TASK REQUIREMENTS: Return all of the entries exactly as written.

Stored items from a collection:
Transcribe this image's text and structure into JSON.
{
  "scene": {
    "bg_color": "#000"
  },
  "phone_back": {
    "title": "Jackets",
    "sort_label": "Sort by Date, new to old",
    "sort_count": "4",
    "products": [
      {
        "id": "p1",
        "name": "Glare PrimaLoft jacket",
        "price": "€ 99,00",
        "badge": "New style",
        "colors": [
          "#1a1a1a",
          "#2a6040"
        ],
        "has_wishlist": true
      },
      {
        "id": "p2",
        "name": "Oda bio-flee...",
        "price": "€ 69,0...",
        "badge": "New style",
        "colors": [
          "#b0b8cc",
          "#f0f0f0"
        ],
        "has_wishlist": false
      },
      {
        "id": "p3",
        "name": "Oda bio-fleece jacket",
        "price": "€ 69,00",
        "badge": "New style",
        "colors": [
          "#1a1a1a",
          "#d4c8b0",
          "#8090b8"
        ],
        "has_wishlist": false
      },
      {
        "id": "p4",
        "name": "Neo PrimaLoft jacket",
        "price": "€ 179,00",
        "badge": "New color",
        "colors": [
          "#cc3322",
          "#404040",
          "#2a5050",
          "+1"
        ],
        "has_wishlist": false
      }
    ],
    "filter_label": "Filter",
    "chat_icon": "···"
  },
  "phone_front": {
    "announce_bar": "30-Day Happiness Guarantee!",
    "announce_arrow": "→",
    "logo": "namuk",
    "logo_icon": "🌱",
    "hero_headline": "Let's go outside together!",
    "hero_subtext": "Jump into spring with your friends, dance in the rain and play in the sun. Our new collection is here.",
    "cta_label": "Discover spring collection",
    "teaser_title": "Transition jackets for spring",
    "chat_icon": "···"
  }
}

EXERCISE ANSWER:
Transcribe this image's text and structure into JSON.
{
  "scene": {
    "bg_color": "#000"
  },
  "phone_back": {
    "title": "Jackets",
    "sort_label": "Sort by Date, new to old",
    "sort_count": "4",
    "products": [
      {
        "id": "p1",
        "name": "Glare PrimaLoft jacket",
        "price": "€ 99,00",
        "badge": "New style",
        "colors": [
          "#1a1a1a",
          "#2a6040"
        ],
        "has_wishlist": true
      },
      {
        "id": "p2",
        "name": "Oda bio-flee...",
        "price": "€ 69,0...",
        "badge": "New style",
        "colors": [
          "#b0b8cc",
          "#f0f0f0"
        ],
        "has_wishlist": false
      },
      {
        "id": "p3",
        "name": "Oda bio-fleece jacket",
        "price": "€ 69,00",
        "badge": "New style",
        "colors": [
          "#1a1a1a",
          "#d4c8b0",
          "#8090b8"
        ],
        "has_wishlist": false
      },
      {
        "id": "p4",
        "name": "Neo PrimaLoft jacket",
        "price": "€ 179,00",
        "badge": "New color",
        "colors": [
          "#cc3322",
          "#404040",
          "#2a5050",
          "+1"
        ],
        "has_wishlist": false
      }
    ],
    "filter_label": "Filter",
    "chat_icon": "···"
  },
  "phone_front": {
    "announce_bar": "30-Day Happiness Guarantee!",
    "announce_arrow": "→",
    "logo": "namuk",
    "logo_icon": "🌱",
    "hero_headline": "Let's go outside together!",
    "hero_subtext": "Jump into spring with your friends, dance in the rain and play in the sun. Our new collection is here.",
    "cta_label": "Discover spring collection",
    "teaser_title": "Transition jackets for spring",
    "chat_icon": "···"
  }
}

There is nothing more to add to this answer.